While species-specific food has always been more common for reptile pets, more marketers are using packaging to differentiate which food products are appropriate for the specific lifestyle stages of different reptiles and amphibians.
“Growth in the mass merchandiser and internet channels has helped improve overall sales, as have stronger sales in the food segment,” says David Sprinkle, research director for Packaged Facts. “Interestingly, we also see the pet parenting trend extending beyond furry companions to include reptiles. Reptile owners give their pets just as much love as dog and cat owners give theirs. What do these reptile owners want? The same things other pet owners want, namely safe and convenient items that make their pets easier to feed and care for.”
With online sales markedly improving and pet specialty sales remaining stable, Packaged Facts forecasts the reptile products market will continue to grow at a steady rate looking ahead to 2021. Likewise, the strength of the market’s top two segments—food and treats and enclosure heating and lighting—are expected to sustain sales growth for reptile products.
Packaged Facts found marketer activity involving food and treats to be particularly intriguing due to the rising trend of specialized diets catering to specific species and specific lifestyle stages.

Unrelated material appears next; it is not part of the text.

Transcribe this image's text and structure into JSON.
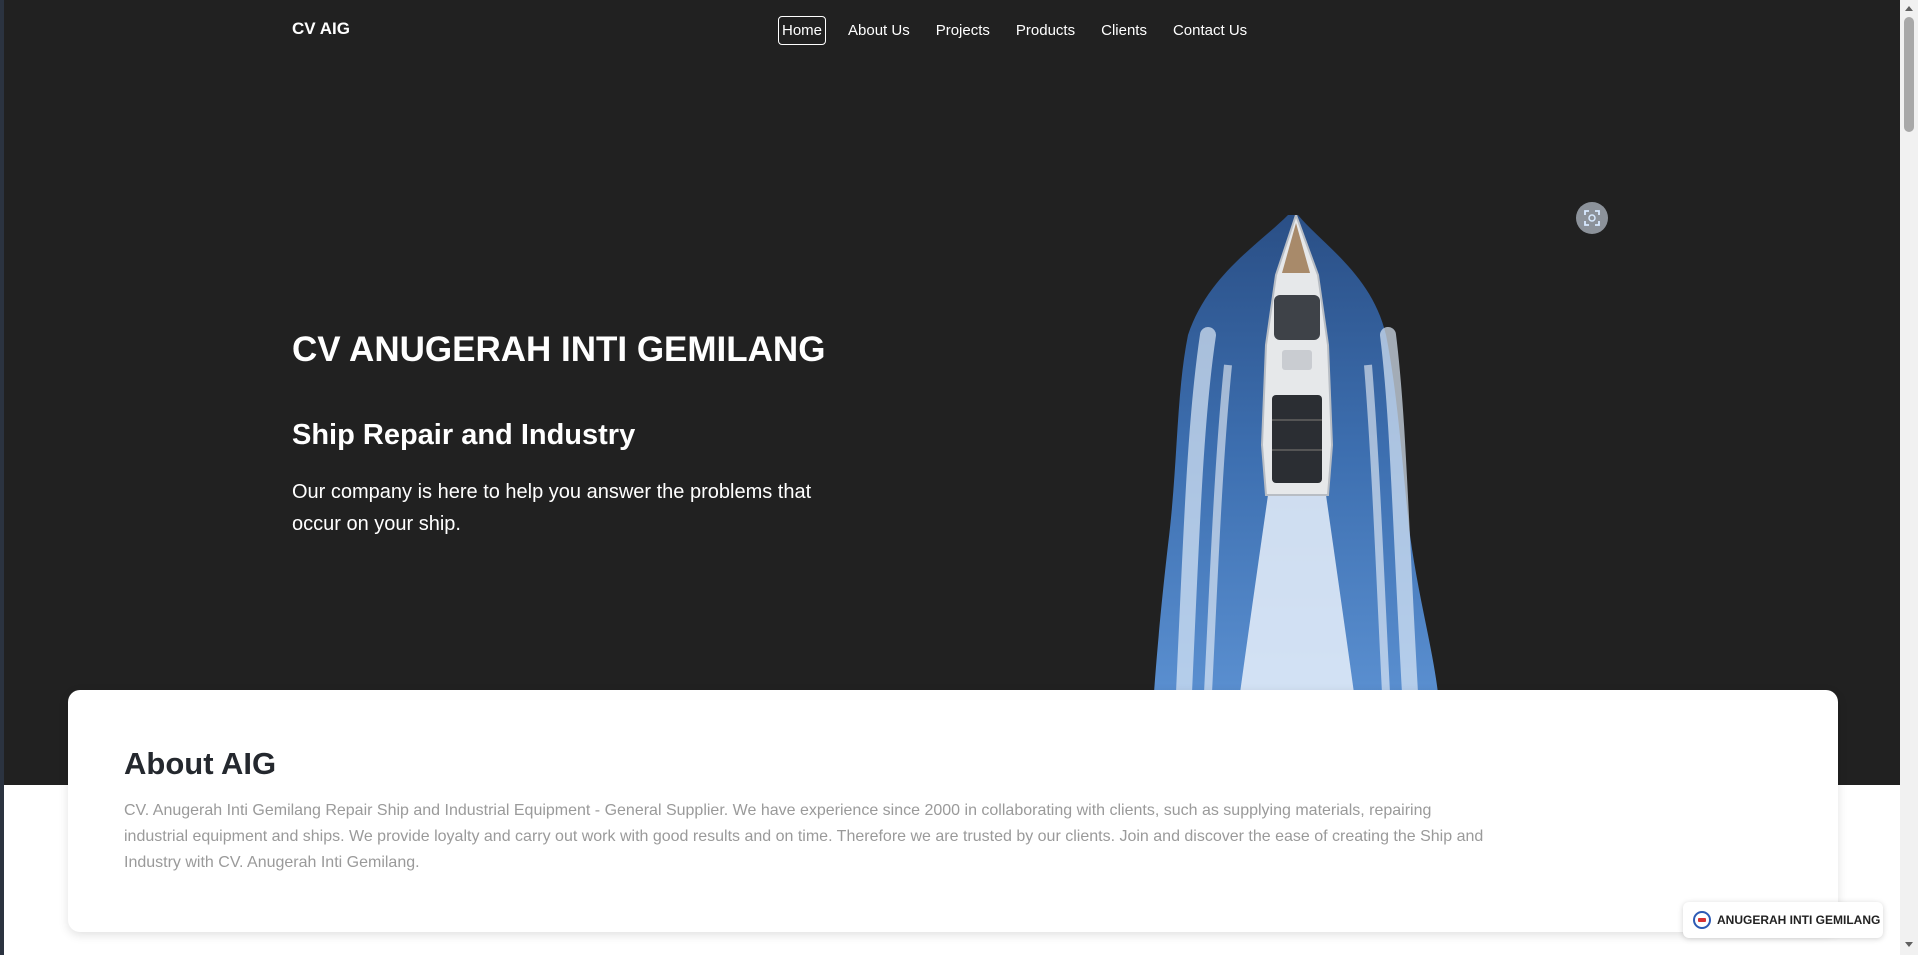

While species-specific food has always been more common for reptile pets, more marketers are specifically calling out species in packaging to underscore this fact. Furthermore, marketers are using packaging to differentiate which food products are appropriate for the specific lifestyle stages of different reptiles and amphibians, according to the Packaged Facts.